Understanding Inflammation: The Body’s Defense Mechanism and Its Complexities

Inflammation is a fundamental physiological response that occurs when any part of the body or tissue is damaged or injured. This process has evolved through various stages as a defense mechanism, protecting the body from infections and injuries. Traditionally, inflammation is identified by signs such as redness, heat, swelling, and pain. These symptoms result from the dilation of small blood vessels in the injured area, increasing blood flow and causing the characteristic redness and warmth. Swelling occurs as defense cells move out of the blood vessels to the injury site, combating any bacteria or infectious agents that may be present.

The process of inflammation can sometimes last for days or even longer, potentially leading to other complications such as rashes. Contemporary research has shown that inflammation is a complex and crucial immune response to tissue damage and infection. There are two main types of inflammation: acute (short-term) and chronic (long-lasting). Acute inflammation is a beneficial response that helps in fighting infections and healing injuries. In contrast, chronic inflammation, which persists for weeks, months, or even years, can contribute to various diseases.

Types of Inflammation

  1. Acute Inflammation:
  • Duration: Typically lasts for a few days to a couple of weeks.
  • Signs: Redness, heat, swelling, and pain.
  • Function: Helps in healing wounds and fighting bacterial infections.
  1. Chronic Inflammation:
  • Duration: Lasts for months or years.
  • Characteristics: Persistent and abnormal immune response.
  • Associated Diseases: Arthritis, inflammatory bowel disease, psoriasis, atherosclerosis, and more.

Causes and Factors of Chronic Inflammation

Chronic inflammation can be triggered by various factors, including age, gender, diet, obesity, and smoking. Additionally, prolonged stress, environmental pollution, lack of physical activity, insufficient sleep, and chronic illnesses also contribute to chronic inflammation. Unlike acute inflammation, chronic inflammation is harmful and can lead to significant health issues.

Research and Detection

Chronic inflammation is a subject of extensive research in fields like immunology, molecular biology, and medicine. Scientists are investigating the role of inflammatory molecules and their interactions with body tissues and cells. They are also exploring autoimmune diseases, where the body’s immune system attacks its own tissues, and the relationship between inflammation and various health conditions such as cancer and cardiovascular diseases.

To detect chronic inflammation, biomarkers are crucial. Biomarkers are measurable molecules that indicate the presence and extent of inflammation. Key biomarkers for chronic inflammation include:

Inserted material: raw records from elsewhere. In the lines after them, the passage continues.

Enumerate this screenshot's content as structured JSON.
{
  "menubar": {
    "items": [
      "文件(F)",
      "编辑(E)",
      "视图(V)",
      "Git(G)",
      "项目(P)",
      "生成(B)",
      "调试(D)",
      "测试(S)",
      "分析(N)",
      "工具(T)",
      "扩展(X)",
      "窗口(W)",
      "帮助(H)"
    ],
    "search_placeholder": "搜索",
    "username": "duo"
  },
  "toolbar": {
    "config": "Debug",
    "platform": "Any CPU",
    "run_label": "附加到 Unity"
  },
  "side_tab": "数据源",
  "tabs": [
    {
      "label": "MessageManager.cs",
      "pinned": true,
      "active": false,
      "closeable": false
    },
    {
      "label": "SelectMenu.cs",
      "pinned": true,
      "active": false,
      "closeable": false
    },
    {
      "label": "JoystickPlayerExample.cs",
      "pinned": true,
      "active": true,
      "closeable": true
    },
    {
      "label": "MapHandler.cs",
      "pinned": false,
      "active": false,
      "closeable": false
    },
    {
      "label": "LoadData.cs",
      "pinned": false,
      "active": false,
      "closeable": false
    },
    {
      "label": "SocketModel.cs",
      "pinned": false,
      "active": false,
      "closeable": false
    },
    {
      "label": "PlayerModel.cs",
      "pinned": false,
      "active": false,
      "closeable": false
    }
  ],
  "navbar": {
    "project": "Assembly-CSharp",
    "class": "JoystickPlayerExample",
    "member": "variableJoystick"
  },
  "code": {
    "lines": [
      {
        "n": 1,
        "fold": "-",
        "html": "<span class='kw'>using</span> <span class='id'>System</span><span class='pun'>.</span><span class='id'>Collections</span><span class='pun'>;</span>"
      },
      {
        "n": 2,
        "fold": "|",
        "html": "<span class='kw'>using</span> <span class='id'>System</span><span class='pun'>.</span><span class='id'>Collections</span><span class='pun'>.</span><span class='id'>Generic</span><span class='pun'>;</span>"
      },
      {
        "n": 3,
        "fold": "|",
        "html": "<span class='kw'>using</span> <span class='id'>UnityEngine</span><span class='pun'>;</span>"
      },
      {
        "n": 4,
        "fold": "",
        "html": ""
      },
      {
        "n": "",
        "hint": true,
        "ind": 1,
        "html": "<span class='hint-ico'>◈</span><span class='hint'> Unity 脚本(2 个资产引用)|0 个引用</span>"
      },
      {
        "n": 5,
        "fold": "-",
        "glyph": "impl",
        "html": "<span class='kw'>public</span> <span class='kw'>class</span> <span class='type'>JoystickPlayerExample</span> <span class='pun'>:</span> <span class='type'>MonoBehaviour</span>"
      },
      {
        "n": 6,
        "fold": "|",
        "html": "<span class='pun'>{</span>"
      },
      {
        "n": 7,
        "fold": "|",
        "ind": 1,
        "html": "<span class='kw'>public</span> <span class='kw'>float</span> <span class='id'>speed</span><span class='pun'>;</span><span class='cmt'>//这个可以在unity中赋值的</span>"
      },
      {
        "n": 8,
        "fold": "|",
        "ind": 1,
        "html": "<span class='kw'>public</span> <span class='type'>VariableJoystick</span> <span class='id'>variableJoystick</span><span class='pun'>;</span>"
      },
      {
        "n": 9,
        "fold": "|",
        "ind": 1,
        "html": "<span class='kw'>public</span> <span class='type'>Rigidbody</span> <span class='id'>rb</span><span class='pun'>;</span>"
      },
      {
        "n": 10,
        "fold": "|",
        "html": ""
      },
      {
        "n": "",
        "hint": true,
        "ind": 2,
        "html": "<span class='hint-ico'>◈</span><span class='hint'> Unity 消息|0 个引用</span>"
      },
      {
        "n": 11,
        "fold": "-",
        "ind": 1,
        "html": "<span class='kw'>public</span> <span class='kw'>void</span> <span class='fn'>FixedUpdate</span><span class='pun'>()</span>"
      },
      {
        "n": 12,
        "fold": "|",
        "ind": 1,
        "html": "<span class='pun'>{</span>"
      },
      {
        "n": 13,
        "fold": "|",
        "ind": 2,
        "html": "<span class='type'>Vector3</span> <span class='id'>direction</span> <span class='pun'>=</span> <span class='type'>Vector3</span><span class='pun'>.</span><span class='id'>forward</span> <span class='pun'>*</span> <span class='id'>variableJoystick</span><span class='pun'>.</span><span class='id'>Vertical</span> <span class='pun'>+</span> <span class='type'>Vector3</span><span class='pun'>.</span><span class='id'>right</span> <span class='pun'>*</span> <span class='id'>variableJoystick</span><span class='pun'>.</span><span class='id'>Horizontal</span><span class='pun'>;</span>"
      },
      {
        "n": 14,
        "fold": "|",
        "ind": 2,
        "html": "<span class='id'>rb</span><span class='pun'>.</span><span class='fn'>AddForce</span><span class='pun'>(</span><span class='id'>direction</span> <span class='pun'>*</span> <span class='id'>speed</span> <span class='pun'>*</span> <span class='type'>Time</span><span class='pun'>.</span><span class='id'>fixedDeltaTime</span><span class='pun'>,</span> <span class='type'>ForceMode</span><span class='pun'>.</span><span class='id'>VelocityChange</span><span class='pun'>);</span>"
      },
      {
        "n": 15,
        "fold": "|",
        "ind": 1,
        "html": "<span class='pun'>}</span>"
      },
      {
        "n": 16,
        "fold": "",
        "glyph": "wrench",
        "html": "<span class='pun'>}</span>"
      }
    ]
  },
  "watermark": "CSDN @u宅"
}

  • C-Reactive Protein (CRP): Elevated levels indicate systemic inflammation and are commonly used to assess the risk of cardiovascular diseases and other inflammatory conditions.
  • Erythrocyte Sedimentation Rate (ESR): Measures how quickly red blood cells settle at the bottom of a test tube, indicating inflammation.
  • Cytokines: Proteins like interleukin-6 (IL-6) and tumor necrosis factor-alpha (TNF-α) that signal immune responses and inflammation.
  • Other Proteins: Procalcitonin, calprotectin, and lactoferrin are also used to detect and monitor inflammation.

Clinical Implications

Doctors use these biomarkers to diagnose chronic inflammation, guide treatment decisions, and monitor disease progression. It’s essential to consider the clinical context when interpreting these biomarkers, as no single biomarker is specific for chronic inflammation. A comprehensive approach, including medical history and clinical symptoms, is necessary for accurate diagnosis and effective treatment.

Health Implications and Treatments

Chronic inflammation is linked to numerous diseases such as cardiovascular diseases, diabetes, and mental health disorders. It also plays a role in conditions associated with aging. For instance, obesity can cause inflammation in fat storage cells, while mental stress can trigger brain changes leading to chronic inflammation. Environmental factors like air pollution and toxins further exacerbate this condition.

Effective management of chronic inflammation involves lifestyle changes, medications, and sometimes targeted therapies. Treatments are tailored to the underlying cause of the inflammation and the affected body systems. Lifestyle changes such as a balanced diet, regular exercise, adequate sleep, and stress management are critical in reducing chronic inflammation.

Inflammation is a complex and essential immune response that protects the body from harm. While acute inflammation is beneficial, chronic inflammation can lead to severe health problems. Understanding the mechanisms, causes, and biomarkers of inflammation is vital for diagnosis and treatment. Ongoing research continues to uncover new insights into the relationship between inflammation and various diseases, paving the way for improved therapeutic strategies.